_Records for this task_

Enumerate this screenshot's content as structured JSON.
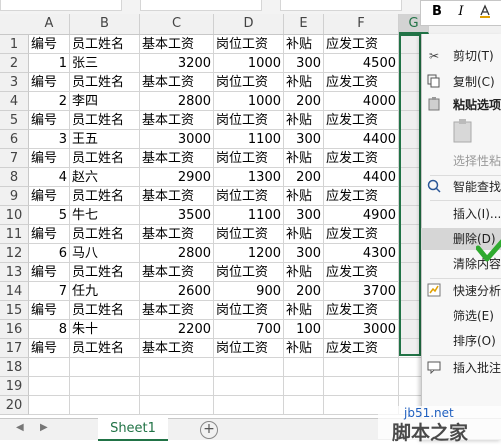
{
  "format_bar": {
    "bold": "B",
    "italic": "I"
  },
  "columns": [
    "A",
    "B",
    "C",
    "D",
    "E",
    "F",
    "G"
  ],
  "rows": [
    "1",
    "2",
    "3",
    "4",
    "5",
    "6",
    "7",
    "8",
    "9",
    "10",
    "11",
    "12",
    "13",
    "14",
    "15",
    "16",
    "17",
    "18",
    "19",
    "20"
  ],
  "header_row": [
    "编号",
    "员工姓名",
    "基本工资",
    "岗位工资",
    "补贴",
    "应发工资"
  ],
  "employees": [
    {
      "id": "1",
      "name": "张三",
      "base": "3200",
      "post": "1000",
      "bonus": "300",
      "total": "4500"
    },
    {
      "id": "2",
      "name": "李四",
      "base": "2800",
      "post": "1000",
      "bonus": "200",
      "total": "4000"
    },
    {
      "id": "3",
      "name": "王五",
      "base": "3000",
      "post": "1100",
      "bonus": "300",
      "total": "4400"
    },
    {
      "id": "4",
      "name": "赵六",
      "base": "2900",
      "post": "1300",
      "bonus": "200",
      "total": "4400"
    },
    {
      "id": "5",
      "name": "牛七",
      "base": "3500",
      "post": "1100",
      "bonus": "300",
      "total": "4900"
    },
    {
      "id": "6",
      "name": "马八",
      "base": "2800",
      "post": "1200",
      "bonus": "300",
      "total": "4300"
    },
    {
      "id": "7",
      "name": "任九",
      "base": "2600",
      "post": "900",
      "bonus": "200",
      "total": "3700"
    },
    {
      "id": "8",
      "name": "朱十",
      "base": "2200",
      "post": "700",
      "bonus": "100",
      "total": "3000"
    }
  ],
  "context_menu": {
    "cut": "剪切(T)",
    "copy": "复制(C)",
    "paste_options": "粘贴选项",
    "paste_special": "选择性粘",
    "smart_lookup": "智能查找",
    "insert": "插入(I)...",
    "delete": "删除(D)",
    "clear_contents": "清除内容",
    "quick_analysis": "快速分析",
    "filter": "筛选(E)",
    "sort": "排序(O)",
    "insert_comment": "插入批注"
  },
  "sheet_tab": "Sheet1",
  "watermark": {
    "url": "jb51.net",
    "brand": "脚本之家"
  },
  "colors": {
    "accent": "#217346",
    "check": "#2eaa2e"
  }
}
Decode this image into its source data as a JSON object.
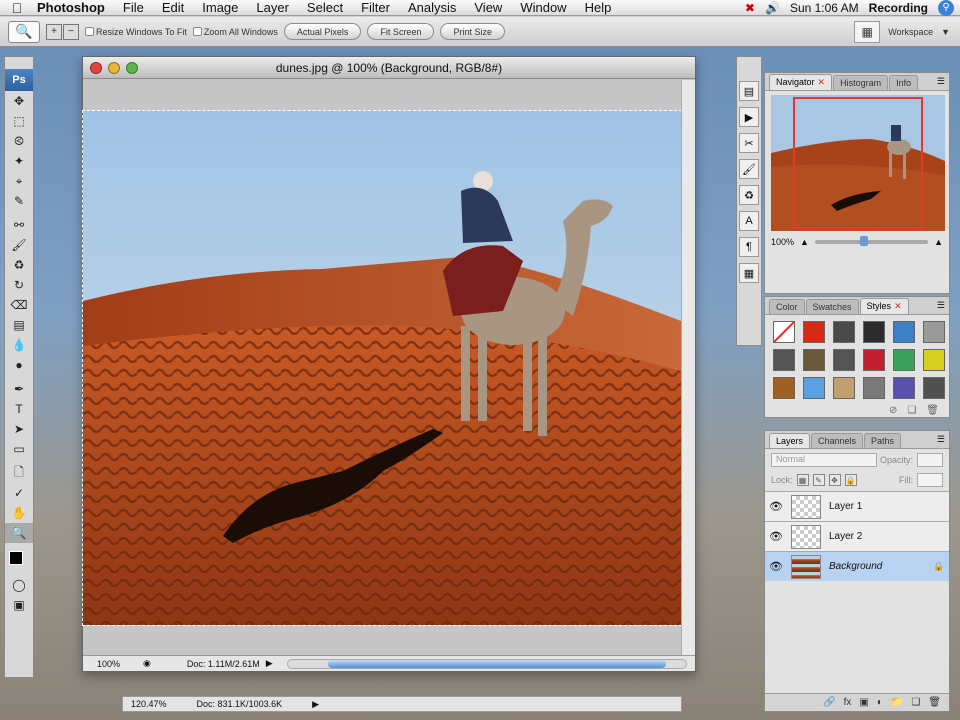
{
  "menubar": {
    "app": "Photoshop",
    "menus": [
      "File",
      "Edit",
      "Image",
      "Layer",
      "Select",
      "Filter",
      "Analysis",
      "View",
      "Window",
      "Help"
    ],
    "clock": "Sun 1:06 AM",
    "recording": "Recording"
  },
  "options": {
    "resize_windows": "Resize Windows To Fit",
    "zoom_all": "Zoom All Windows",
    "actual_pixels": "Actual Pixels",
    "fit_screen": "Fit Screen",
    "print_size": "Print Size",
    "workspace": "Workspace"
  },
  "toolbox": {
    "logo": "Ps"
  },
  "document": {
    "title": "dunes.jpg @ 100% (Background, RGB/8#)",
    "zoom": "100%",
    "doc_size": "Doc: 1.11M/2.61M"
  },
  "document2": {
    "zoom": "120.47%",
    "doc_size": "Doc: 831.1K/1003.6K"
  },
  "navigator": {
    "tabs": [
      "Navigator",
      "Histogram",
      "Info"
    ],
    "zoom": "100%"
  },
  "styles": {
    "tabs": [
      "Color",
      "Swatches",
      "Styles"
    ],
    "swatch_colors": [
      "#ffffff",
      "#d62a15",
      "#4a4a4a",
      "#2b2b2b",
      "#3d80c6",
      "#9a9a9a",
      "#555555",
      "#6b5a3a",
      "#545454",
      "#c02030",
      "#3aa05a",
      "#d8d020",
      "#a06020",
      "#5aa0e0",
      "#c0a070",
      "#7a7a7a",
      "#5a50b0",
      "#505050"
    ]
  },
  "layers": {
    "tabs": [
      "Layers",
      "Channels",
      "Paths"
    ],
    "blend_mode": "Normal",
    "opacity_label": "Opacity:",
    "lock_label": "Lock:",
    "fill_label": "Fill:",
    "items": [
      {
        "name": "Layer 1"
      },
      {
        "name": "Layer 2"
      },
      {
        "name": "Background"
      }
    ]
  }
}
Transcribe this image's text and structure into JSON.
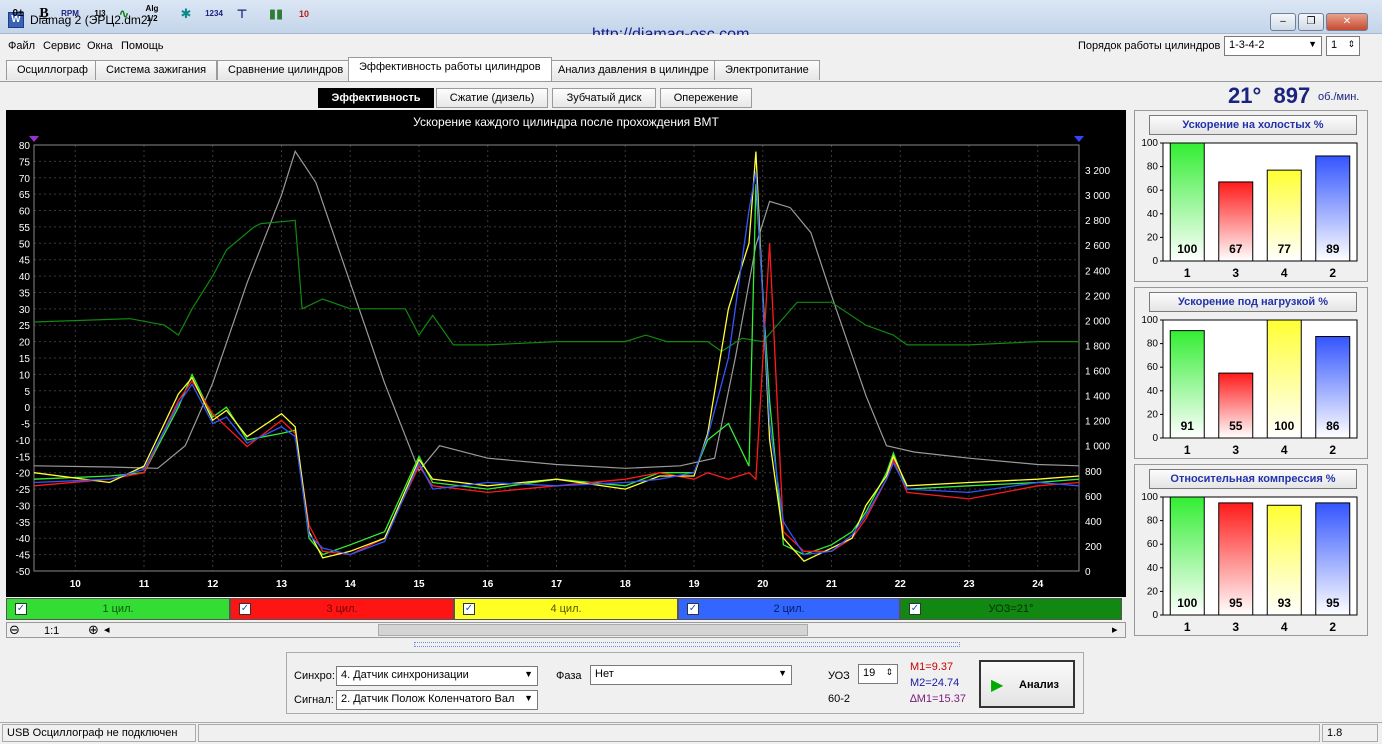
{
  "window": {
    "title": "Diamag 2 (ЭРЦ2.dm2)",
    "url": "http://diamag-osc.com",
    "btn_min": "‒",
    "btn_max": "❐",
    "btn_close": "✕",
    "app_icon": "oscilloscope-icon"
  },
  "menu": [
    "Файл",
    "Сервис",
    "Окна",
    "Помощь"
  ],
  "firing_order": {
    "label": "Порядок работы цилиндров",
    "value": "1-3-4-2",
    "spin": "1"
  },
  "tabs": [
    "Осциллограф",
    "Система зажигания",
    "Сравнение цилиндров",
    "Эффективность работы цилиндров",
    "Анализ давления в цилиндре",
    "Электропитание"
  ],
  "subtabs": [
    "Эффективность",
    "Сжатие (дизель)",
    "Зубчатый диск",
    "Опережение"
  ],
  "rpm": {
    "angle": "21°",
    "value": "897",
    "unit": "об./мин."
  },
  "toolbar_icons": [
    "0-adjust-icon",
    "bold-b-icon",
    "rpm-icon",
    "1-3-icon",
    "wave-icon",
    "alg-1-2-icon",
    "bug-icon",
    "1234-icon",
    "filter-icon",
    "bars-icon",
    "10-icon"
  ],
  "colors": {
    "cyl1": "#33ee33",
    "cyl3": "#ff1a1a",
    "cyl4": "#ffff33",
    "cyl2": "#3355ff",
    "uoz": "#118811",
    "rpm_trace": "#9a9a9a",
    "accent": "#2233aa"
  },
  "chart_data": [
    {
      "type": "line",
      "title": "Ускорение каждого цилиндра после прохождения ВМТ",
      "x_ticks": [
        "10",
        "11",
        "12",
        "13",
        "14",
        "15",
        "16",
        "17",
        "18",
        "19",
        "20",
        "21",
        "22",
        "23",
        "24"
      ],
      "y_left_ticks": [
        "80",
        "75",
        "70",
        "65",
        "60",
        "55",
        "50",
        "45",
        "40",
        "35",
        "30",
        "25",
        "20",
        "15",
        "10",
        "5",
        "0",
        "-5",
        "-10",
        "-15",
        "-20",
        "-25",
        "-30",
        "-35",
        "-40",
        "-45",
        "-50"
      ],
      "y_right_ticks": [
        "3 200",
        "3 000",
        "2 800",
        "2 600",
        "2 400",
        "2 200",
        "2 000",
        "1 800",
        "1 600",
        "1 400",
        "1 200",
        "1 000",
        "800",
        "600",
        "400",
        "200",
        "0"
      ],
      "xlim": [
        9.4,
        24.6
      ],
      "ylim": [
        -50,
        80
      ],
      "y2lim": [
        0,
        3400
      ],
      "grid": true,
      "rpm_series": {
        "x": [
          9.4,
          10.5,
          11.2,
          11.6,
          12,
          12.5,
          13,
          13.2,
          13.5,
          14,
          14.5,
          15,
          15.3,
          16,
          17,
          18,
          18.8,
          19.3,
          19.6,
          19.9,
          20.1,
          20.4,
          20.7,
          21,
          21.5,
          21.8,
          22.2,
          23,
          24,
          24.6
        ],
        "y": [
          840,
          830,
          820,
          1000,
          1500,
          2300,
          3000,
          3350,
          3100,
          2300,
          1500,
          800,
          1000,
          900,
          850,
          820,
          840,
          900,
          1700,
          2600,
          2950,
          2900,
          2700,
          2200,
          1400,
          1000,
          950,
          900,
          850,
          840
        ]
      },
      "uoz_series": {
        "x": [
          9.4,
          10.8,
          11.3,
          11.5,
          11.7,
          12,
          12.2,
          12.6,
          12.7,
          13.2,
          13.3,
          13.6,
          14,
          14.8,
          15,
          15.2,
          15.5,
          16,
          17,
          18,
          18.3,
          18.6,
          19.2,
          19.4,
          19.7,
          20,
          20.5,
          21,
          21.5,
          21.9,
          22.1,
          23,
          24,
          24.6
        ],
        "y": [
          26,
          27,
          25,
          22,
          30,
          40,
          48,
          55,
          56,
          57,
          30,
          33,
          30,
          30,
          22,
          28,
          19,
          19,
          20,
          20,
          22,
          20,
          20,
          17,
          21,
          20,
          32,
          32,
          25,
          22,
          19,
          19,
          20,
          20
        ]
      },
      "cylinders": [
        {
          "x": [
            9.4,
            10.5,
            11,
            11.5,
            11.7,
            12,
            12.2,
            12.5,
            13,
            13.2,
            13.4,
            13.6,
            14,
            14.5,
            15,
            15.2,
            16,
            17,
            18,
            18.5,
            19,
            19.2,
            19.5,
            19.8,
            19.9,
            20.1,
            20.3,
            20.6,
            21,
            21.3,
            21.5,
            21.8,
            21.9,
            22.1,
            23,
            24,
            24.6
          ],
          "y": [
            -22,
            -21,
            -20,
            0,
            10,
            -3,
            0,
            -10,
            -8,
            -7,
            -40,
            -45,
            -42,
            -38,
            -15,
            -23,
            -25,
            -22,
            -24,
            -20,
            -20,
            -10,
            -5,
            -18,
            68,
            2,
            -42,
            -45,
            -42,
            -38,
            -32,
            -20,
            -14,
            -25,
            -24,
            -23,
            -22
          ]
        },
        {
          "x": [
            9.4,
            10.5,
            11,
            11.5,
            11.7,
            12,
            12.2,
            12.5,
            13,
            13.2,
            13.4,
            13.6,
            14,
            14.5,
            15,
            15.2,
            16,
            17,
            18,
            18.5,
            19,
            19.2,
            19.5,
            19.8,
            19.9,
            20.1,
            20.3,
            20.6,
            21,
            21.3,
            21.5,
            21.8,
            21.9,
            22.1,
            23,
            24,
            24.6
          ],
          "y": [
            -24,
            -22,
            -20,
            2,
            8,
            -2,
            -6,
            -12,
            -4,
            -8,
            -36,
            -44,
            -45,
            -40,
            -18,
            -24,
            -26,
            -24,
            -22,
            -20,
            -22,
            -20,
            -22,
            -20,
            -22,
            50,
            -38,
            -44,
            -44,
            -40,
            -34,
            -22,
            -16,
            -26,
            -28,
            -24,
            -23
          ]
        },
        {
          "x": [
            9.4,
            10.5,
            11,
            11.5,
            11.7,
            12,
            12.2,
            12.5,
            13,
            13.2,
            13.4,
            13.6,
            14,
            14.5,
            15,
            15.2,
            16,
            17,
            18,
            18.5,
            19,
            19.2,
            19.5,
            19.8,
            19.9,
            20.1,
            20.3,
            20.6,
            21,
            21.3,
            21.5,
            21.8,
            21.9,
            22.1,
            23,
            24,
            24.6
          ],
          "y": [
            -20,
            -23,
            -18,
            4,
            9,
            -4,
            -1,
            -9,
            -2,
            -6,
            -38,
            -46,
            -44,
            -40,
            -16,
            -22,
            -24,
            -22,
            -25,
            -21,
            -21,
            -8,
            30,
            50,
            78,
            -10,
            -40,
            -47,
            -43,
            -40,
            -30,
            -21,
            -15,
            -24,
            -23,
            -22,
            -21
          ]
        },
        {
          "x": [
            9.4,
            10.5,
            11,
            11.5,
            11.7,
            12,
            12.2,
            12.5,
            13,
            13.2,
            13.4,
            13.6,
            14,
            14.5,
            15,
            15.2,
            16,
            17,
            18,
            18.5,
            19,
            19.2,
            19.5,
            19.8,
            19.9,
            20.1,
            20.3,
            20.6,
            21,
            21.3,
            21.5,
            21.8,
            21.9,
            22.1,
            23,
            24,
            24.6
          ],
          "y": [
            -23,
            -22,
            -19,
            1,
            7,
            -5,
            -3,
            -11,
            -6,
            -9,
            -39,
            -43,
            -45,
            -41,
            -17,
            -25,
            -23,
            -24,
            -23,
            -22,
            -20,
            -9,
            15,
            60,
            72,
            -5,
            -35,
            -45,
            -44,
            -39,
            -33,
            -22,
            -17,
            -25,
            -26,
            -23,
            -24
          ]
        }
      ]
    },
    {
      "type": "bar",
      "title": "Ускорение на холостых %",
      "categories": [
        "1",
        "3",
        "4",
        "2"
      ],
      "values": [
        100,
        67,
        77,
        89
      ],
      "ylim": [
        0,
        100
      ],
      "y_ticks": [
        "100",
        "80",
        "60",
        "40",
        "20",
        "0"
      ]
    },
    {
      "type": "bar",
      "title": "Ускорение под нагрузкой %",
      "categories": [
        "1",
        "3",
        "4",
        "2"
      ],
      "values": [
        91,
        55,
        100,
        86
      ],
      "ylim": [
        0,
        100
      ],
      "y_ticks": [
        "100",
        "80",
        "60",
        "40",
        "20",
        "0"
      ]
    },
    {
      "type": "bar",
      "title": "Относительная компрессия %",
      "categories": [
        "1",
        "3",
        "4",
        "2"
      ],
      "values": [
        100,
        95,
        93,
        95
      ],
      "ylim": [
        0,
        100
      ],
      "y_ticks": [
        "100",
        "80",
        "60",
        "40",
        "20",
        "0"
      ]
    }
  ],
  "channels": [
    {
      "label": "1 цил.",
      "bg": "#33dd33",
      "fg": "#0a5a0a"
    },
    {
      "label": "3 цил.",
      "bg": "#ff1414",
      "fg": "#7a0000"
    },
    {
      "label": "4 цил.",
      "bg": "#ffff22",
      "fg": "#555500"
    },
    {
      "label": "2 цил.",
      "bg": "#3366ff",
      "fg": "#001a66"
    },
    {
      "label": "УОЗ=21°",
      "bg": "#118811",
      "fg": "#033003"
    }
  ],
  "check": "✓",
  "zoom": {
    "minus": "⊖",
    "label": "1:1",
    "plus": "⊕",
    "left": "◂",
    "right": "▸"
  },
  "controls": {
    "sync_label": "Синхро:",
    "sync_value": "4.  Датчик синхронизации",
    "signal_label": "Сигнал:",
    "signal_value": "2.  Датчик Полож Коленчатого Вал",
    "phase_label": "Фаза",
    "phase_value": "Нет",
    "uoz_label": "УОЗ",
    "uoz_value": "19",
    "teeth": "60-2",
    "m1": "M1=9.37",
    "m2": "M2=24.74",
    "dm": "∆M1=15.37",
    "analyze": "Анализ"
  },
  "status": {
    "left": "USB Осциллограф не подключен",
    "right": "1.8"
  }
}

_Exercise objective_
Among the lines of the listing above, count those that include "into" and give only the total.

_Solution to this problem_
2